Brigham Young was a tradesman from Whitingham, Vermont who converted to Mormonism in 1830. He joined President of the Church Joseph Smith’s Church of Christ in 1832 and moved to their headquarters in Kirtland, Ohio. After the church relocated to Nauvoo, Illinois, Smith named Young to the first Quorum of the Twelve Apostles and named him president of the group in 1839. In 1844, the residents of Nauvoo were split over the issue of plural marriage, leading to the arrest of Smith. A mob of men assassinated Smith while he was in jail, resulting in the succession crisis. By the time Young was President, tensions between the Mormons in Nauvoo and non-Mormons in nearby settlements was at a peak. In early 1846, Young left with most of the Mormons and headed west to establish a new settlement, away from persecution. When he arrived at the base of the Great Salt Lake, he decided to create a permanent settlement, Salt Lake City. Young was instrumental in delegating groups of Mormons to settle nearby territory, convert the natives, and provide infrastructure. Brigham Young in 1870, three years before he started to use his winter home. St. George was a commissioned settlement in Utah’s Dixie. Intended to be a cotton-growing colony, the region was noted for its warm temperatures, even in winter. As Young aged, he found that warm weather helped his arthritis. St. George settlers built a home and office for Young in 1871, and he frequently spent his winters there after a front extension was added in 1873. Young’s presence motivated the locals to complete the St. George Temple, which Young himself dedicated in 1877. Young died on August 29, 1877 and willed the land to Judd Gates, the local dentist. It was later abandoned until Georgius Cannon Young, a descendent of Brigham, purchased the lot and restored it. He deeded it to Utah State Parks and Recreation in 1959 and the house was again restored. The house and office was designed by Miles Romney. An 1873 addition was designed by his son, Miles Park Romney. The house stands at two stories and is constructed with beige adobe brick. The red sandstone basement has two rooms, and the roof gable has wood shingles. Inside, the house has four fireplaces, three made of red sandstone and one from adobe. The church relocated all of Young’s existing former furniture, some of which was built by Young himself, and added other period pieces to replace those lost. The office is east of the living quarters, featuring stucco walls and a sandstone chimney. Wood for the house was cut from the Mount Trumbull Wilderness and the Pine Valley Mountain Wilderness. The Brigham Young Winter Home and Office was added to the National Register of Historic Places in 1971. It is located at the southeast corner of 100 West and 200 North and is open to the public as a museum.
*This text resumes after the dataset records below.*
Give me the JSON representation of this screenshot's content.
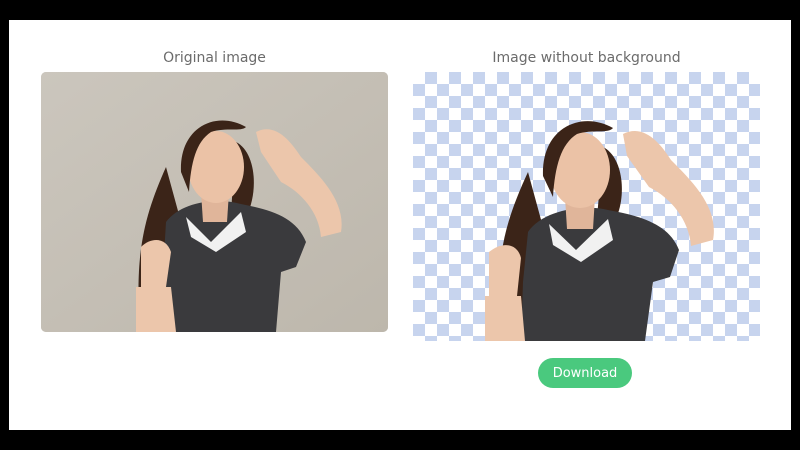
{
  "left_panel": {
    "caption": "Original image"
  },
  "right_panel": {
    "caption": "Image without background"
  },
  "download_button": {
    "label": "Download"
  },
  "colors": {
    "accent": "#4ac97e",
    "original_bg": "#c9c4bb",
    "checker": "#c7d4ee",
    "caption_text": "#6b6b6b"
  }
}
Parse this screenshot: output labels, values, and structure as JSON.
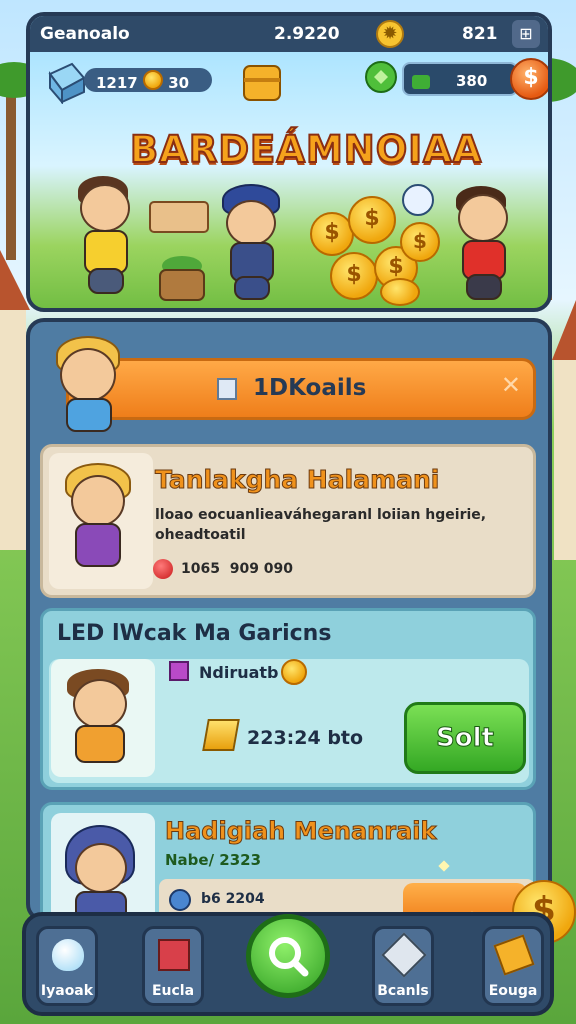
{
  "topbar": {
    "player_name": "Geanoalo",
    "center_value": "2.9220",
    "score": "821",
    "menu_icon": "menu-icon"
  },
  "header": {
    "left_counter": "1217",
    "left_coin_value": "30",
    "right_counter": "380",
    "title": "BARDEÁMNOIAA"
  },
  "banner": {
    "label": "1DKoails"
  },
  "card1": {
    "title": "Tanlakgha Halamani",
    "desc_line1": "lloao eocuanlieaváhegaranl loiian hgeirie,",
    "desc_line2": "oheadtoatil",
    "stats": "1065  909 090"
  },
  "card2": {
    "title": "LED lWcak Ma Garicns",
    "sub": "Ndiruatb",
    "amount": "223:24 bto",
    "button": "Solt"
  },
  "card3": {
    "title": "Hadigiah Menanraik",
    "sub": "Nabe/ 2323",
    "value": "b6 2204"
  },
  "nav": [
    {
      "label": "Iyaoak",
      "icon": "egg-icon"
    },
    {
      "label": "Eucla",
      "icon": "gift-box-icon"
    },
    {
      "label": "",
      "icon": "search-icon"
    },
    {
      "label": "Bcanls",
      "icon": "pin-icon"
    },
    {
      "label": "Eouga",
      "icon": "ticket-icon"
    }
  ],
  "colors": {
    "accent_orange": "#f0921c",
    "panel_blue": "#4f7ca3",
    "dark_navy": "#263a55",
    "green_button": "#34a824"
  }
}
Tuacahn Theater | 800.746.9882
Escape Properties is a proud re-seller for Tuacahn performances, shows and productions. One call to our reservations team and you can book accomodations as well as a show event at one of the most amazing theatrical venues in the great out doors. The 2016 Theater Productions are Peter Pan – The high-flying musical that brings our the child in all of us Tarzan – Back by popular demand The Hunchback of Norte Dame – based on the novel by Victor Hugo and Disney’s Animated production We recommend planning to eat at the show in their catered buffet dinner as well as a guided back stage tour before the show. If you are looking for accommodations – check out our properties near Tuacahn. Call for assistance (435) 414-1515 x 1